With the home secretary outlining his policy on what to do with foreign terror suspects after legal defeat in the House of Lords, BBC News looks at the background.
As home secretary, David Blunkett said the detentions were essential
How many people are being held?
Seventeen people have been held under specialist anti-terrorism powers since the 11 September attacks and twelve are still in detention, mostly at Belmarsh prison in London.
Who can be detained?
Under the Anti-Terrorism, Crime and Security Act (ATCSA), the home secretary can indefinitely detain without charge a foreign terrorist suspect if the individual cannot be deported for other legal reasons.
This was introduced because the government believed there were individuals in the UK who were a potential threat but it could not deport back to regimes known for human rights abuses.
What did the Law Lords rule?
The Law Lords, UK's highest judges, ruled on 16 December that detaining foreign terrorism suspects without trial breaks human rights laws.
The ruling was a blow to the government's anti-terror measures and has constitutional significance.
The nine Law Lords ruled by an eight to one majority in favour of appeals by nine detainees.
The case was heard by a panel of nine Law Lords rather than the usual five because of the constitutional importance of the challenge.
The Law Lords said the "draconian" measures were incompatible with European human rights laws and the government must pay the appeal costs.

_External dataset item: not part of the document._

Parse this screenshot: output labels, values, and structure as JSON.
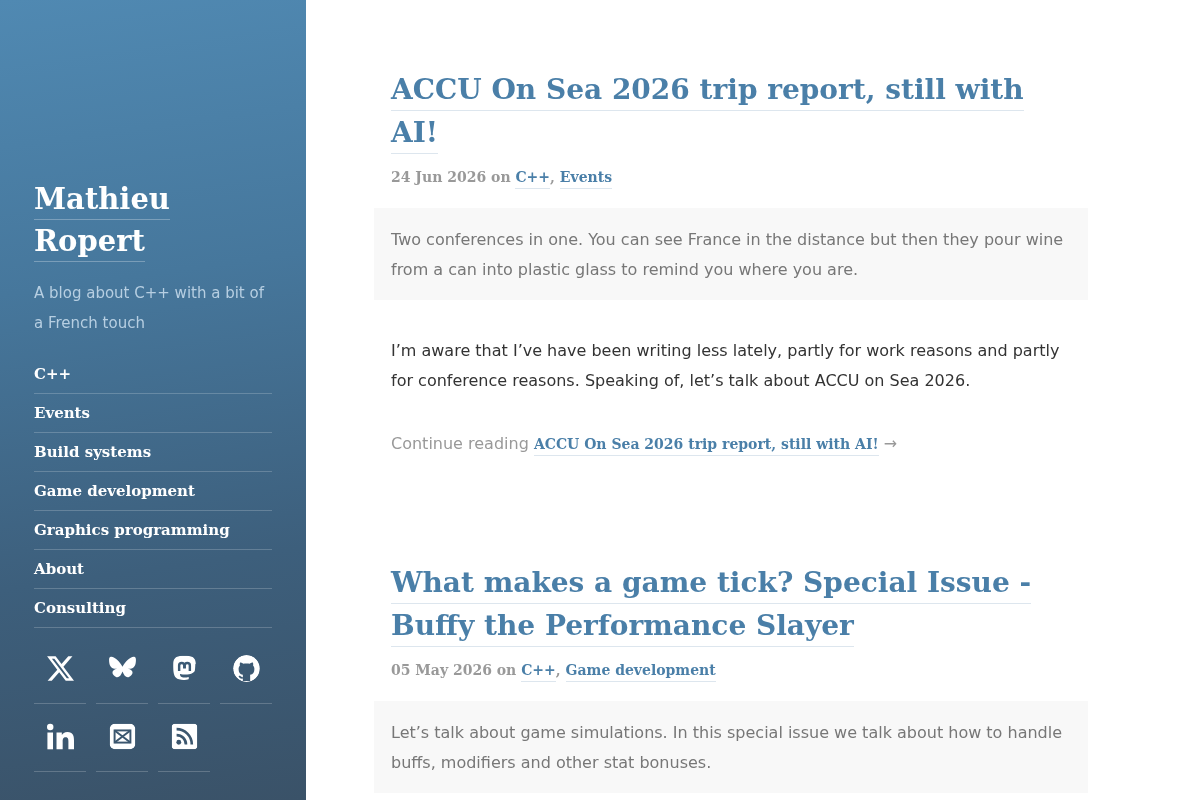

Why did they make this ruling?
The ruling followed a hearing by the nine Law Lords on 4 October when lawyers for the nine detainees went before the House of Lords to put their case.
The government mounted a vigorous defence, having won its case over several of the detainees at a Court of Appeal hearing in August.
For his part, David Blunkett, home secretary at the time, insisted that the powers remained in reserve to deal with extremely difficult cases and that, to date, he had used them properly.
What evidence is needed to detain people?
We don't always know. David Blunkett, who used these measures as home secretary, said it was often extremely sensitive intelligence material which neither the detainee nor his lawyers is allowed to see.
Under the system for these detainees, special security-vetted lawyers - "special advocates" (SA) - see the evidence and argue its merits against the government legal team.
However, they cannot discuss what they have seen with the suspect - the controversy at the heart of the policy. How, say campaigners, can someone defend themselves if they have not heard the allegations?
The government argues a lot of what is presented in court is of such sensitivity that it would endanger lives or ongoing operations were it to be aired in public. But lawyers opposed to the system say this means a fair hearing is impossible.
Can people appeal against detention?
The Special Immigration Appeals Commission (Siac) is the venue of appeal for foreign nationals facing detention, deportation or exclusion from the UK on grounds of national security.
HM Prison Woodhill: 'Detainee D' released in September
It has the same powers as the High Court and is presided over by senior judges but Siac's hearings and rulings are never fully revealed to the public - or to the appellant themselves - because they include testimony from members of the secret security services which the government says it cannot divulge.
After hearing from the appellant, the home secretary and the SA, the commission issues an open judgement for the appellant and public and a closed ruling, taking in all the factors heard in secret.
If someone loses their appeal, they can only take their case further, theoretically to the House of Lords, on a point of law.
However, in one recent case, the Court of Appeal backed Siac's decision to release a man, saying the home secretary had no legal reasons to object.
What is the argument against the government's detention powers?
Civil rights groups including Amnesty International, the Civil Liberties Trust and Liberty say the powers deny the fundamental human rights of detainees.
Amnesty made written submissions to the Law Lords arguing that the detentions under ATCSA are criminal and violate fair trial rights.
The group also suggests the use of evidence obtained by torture of a third party violates international law.
Lawyers acting for the detainees claimed the government interpreted the rules allowing them to opt out of part of the European Convention on Human Rights too broadly.
They say the Court of Appeal was wrong to see the anti-terror act as a proportionate response to the 11 September attacks.